Strategy: Niche marketing
Doris and Donald Kidd aren’t what Doris would call “mega farmers”—far from it. And in North Carolina, they’re not alone.
People want to know where their food is coming from and how it’s grown. They want it to be healthy for them and sustainable for the environment.
Although farm size is growing, small farms of all kinds continue to predominate. Of the state’s 46,418 farms, 21,125—about 46%—are less than 50 acres, according to 2017 Census data. The Kidds farm on four to five of the 15 acres of former tobacco land that they bought in 1989. That purchase was their first step toward a long-time dream, raising their son as they’d been raised—on a working farm.
Now retired (she is a former school teacher, and he was a boiler inspector for the N.C. Department of Labor), the couple uses the money generated from the farm to supplement their pensions.
The farm also provides them with “freedom and space and the ability to work in the dirt and see things grow,” Donald says.
The couple is among a handful of North Carolina garlic farmers and one of few producing elephant garlic, a cross between leeks and garlic. They also grow lettuce, herbs and other greens in a greenhouse and then transplant them into a high tunnel—an unheated plastic-covered structure that gives the plants an extra layer of protection from the elements.
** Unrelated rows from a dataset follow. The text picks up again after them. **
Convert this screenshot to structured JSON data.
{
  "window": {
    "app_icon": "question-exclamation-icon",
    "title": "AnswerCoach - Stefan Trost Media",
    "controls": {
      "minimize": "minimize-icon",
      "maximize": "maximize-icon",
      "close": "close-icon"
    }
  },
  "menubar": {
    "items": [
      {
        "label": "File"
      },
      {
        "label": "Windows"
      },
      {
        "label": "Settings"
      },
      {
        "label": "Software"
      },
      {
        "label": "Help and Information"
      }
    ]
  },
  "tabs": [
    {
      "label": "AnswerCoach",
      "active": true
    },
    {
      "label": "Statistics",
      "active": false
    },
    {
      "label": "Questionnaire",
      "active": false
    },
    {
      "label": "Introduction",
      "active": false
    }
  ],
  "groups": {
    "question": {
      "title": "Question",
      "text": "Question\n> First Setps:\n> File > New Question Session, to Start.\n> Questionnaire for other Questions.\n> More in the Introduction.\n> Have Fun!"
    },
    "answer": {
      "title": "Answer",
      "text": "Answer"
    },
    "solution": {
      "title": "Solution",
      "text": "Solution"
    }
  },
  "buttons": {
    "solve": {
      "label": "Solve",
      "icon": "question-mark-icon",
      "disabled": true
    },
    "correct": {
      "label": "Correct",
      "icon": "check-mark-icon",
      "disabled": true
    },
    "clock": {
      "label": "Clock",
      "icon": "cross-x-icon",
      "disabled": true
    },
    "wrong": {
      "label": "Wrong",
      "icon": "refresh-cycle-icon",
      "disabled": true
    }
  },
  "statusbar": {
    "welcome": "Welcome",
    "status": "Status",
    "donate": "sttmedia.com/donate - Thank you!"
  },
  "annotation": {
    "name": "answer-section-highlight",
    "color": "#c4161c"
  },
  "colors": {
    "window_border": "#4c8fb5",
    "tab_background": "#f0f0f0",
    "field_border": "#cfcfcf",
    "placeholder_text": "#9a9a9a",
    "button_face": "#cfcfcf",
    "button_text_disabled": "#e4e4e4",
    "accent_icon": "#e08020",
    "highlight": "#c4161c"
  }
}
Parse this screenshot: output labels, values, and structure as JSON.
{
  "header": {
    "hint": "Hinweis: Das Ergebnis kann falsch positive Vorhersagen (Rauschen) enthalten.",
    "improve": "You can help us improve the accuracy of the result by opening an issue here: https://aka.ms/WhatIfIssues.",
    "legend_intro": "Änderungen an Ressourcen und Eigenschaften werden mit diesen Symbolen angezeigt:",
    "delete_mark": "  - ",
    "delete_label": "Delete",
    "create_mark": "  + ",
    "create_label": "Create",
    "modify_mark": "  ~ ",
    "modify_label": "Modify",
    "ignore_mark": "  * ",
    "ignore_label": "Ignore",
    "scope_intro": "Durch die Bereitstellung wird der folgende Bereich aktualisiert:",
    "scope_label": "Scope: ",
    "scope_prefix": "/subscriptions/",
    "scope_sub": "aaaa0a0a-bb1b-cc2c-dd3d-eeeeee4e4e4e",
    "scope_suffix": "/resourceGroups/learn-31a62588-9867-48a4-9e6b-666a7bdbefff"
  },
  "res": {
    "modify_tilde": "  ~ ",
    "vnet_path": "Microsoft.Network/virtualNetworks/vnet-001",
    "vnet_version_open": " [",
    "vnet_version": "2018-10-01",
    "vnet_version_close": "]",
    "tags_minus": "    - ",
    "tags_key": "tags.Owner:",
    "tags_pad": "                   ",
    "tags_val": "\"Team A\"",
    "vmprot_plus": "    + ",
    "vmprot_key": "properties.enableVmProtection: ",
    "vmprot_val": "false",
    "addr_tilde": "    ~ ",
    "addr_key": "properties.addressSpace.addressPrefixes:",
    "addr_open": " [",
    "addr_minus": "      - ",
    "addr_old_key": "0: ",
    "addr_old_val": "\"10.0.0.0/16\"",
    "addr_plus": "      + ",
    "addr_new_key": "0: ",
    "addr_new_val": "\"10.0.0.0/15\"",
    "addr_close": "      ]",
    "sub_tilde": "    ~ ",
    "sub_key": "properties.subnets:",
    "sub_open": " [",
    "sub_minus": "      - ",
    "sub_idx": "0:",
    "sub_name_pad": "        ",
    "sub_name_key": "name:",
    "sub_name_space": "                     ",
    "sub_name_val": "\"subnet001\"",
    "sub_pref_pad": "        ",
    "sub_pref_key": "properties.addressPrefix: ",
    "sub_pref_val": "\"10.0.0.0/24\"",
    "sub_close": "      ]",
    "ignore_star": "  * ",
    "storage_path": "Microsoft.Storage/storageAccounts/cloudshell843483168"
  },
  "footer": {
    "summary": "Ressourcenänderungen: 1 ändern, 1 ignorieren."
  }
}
Their biggest challenge is the weather.
“It’s been really tough to deal with what appears to be a change in climate,” Donald says. “We’ve been dogged by unseasonably warm, wet winters for the last five years. … This year, we were barely able to get the garlic in the ground before it started raining.”
Another challenge is competing against foreign imports. “Most of the garlic sold in the U.S. is grown in China and other countries where prices are really depressed,” Donald says.
To overcome that disadvantage, they focus on a niche market—consumers willing to pay more for locally produced food. At the State Farmers Market in Raleigh, they have customers who “recognize what we do and what we put into it, and they are willing to pay a little more.”
After a slow start this year due to COVID-19, sales picked up and the Kidds closed their season with a profit. Not only that, they gained a new sales venue—the monthly Black Farmers Market in Raleigh, which launched this summer. They also found success at the affiliated Black Farmers Market in Durham.
“We had such a huge garlic crop this year, we were able to try these markets,” Doris says. “To have a market like that is really exceptional.
“Getting food on the table that’s sustainable and that’s healthy for people is important,” she adds. “Being able to contribute to that has been a real blessing for us.”
The NC State connection
The Kidds expanded their operation in 2019 with an NC AgVentures grant to buy a larger garlic drying barn. AgVentures is supported exclusively by the state’s Tobacco Trust Fund Commission and administered by NC State Extension with help from county Cooperative Extension agents.
Farmers in 46 counties are eligible to apply.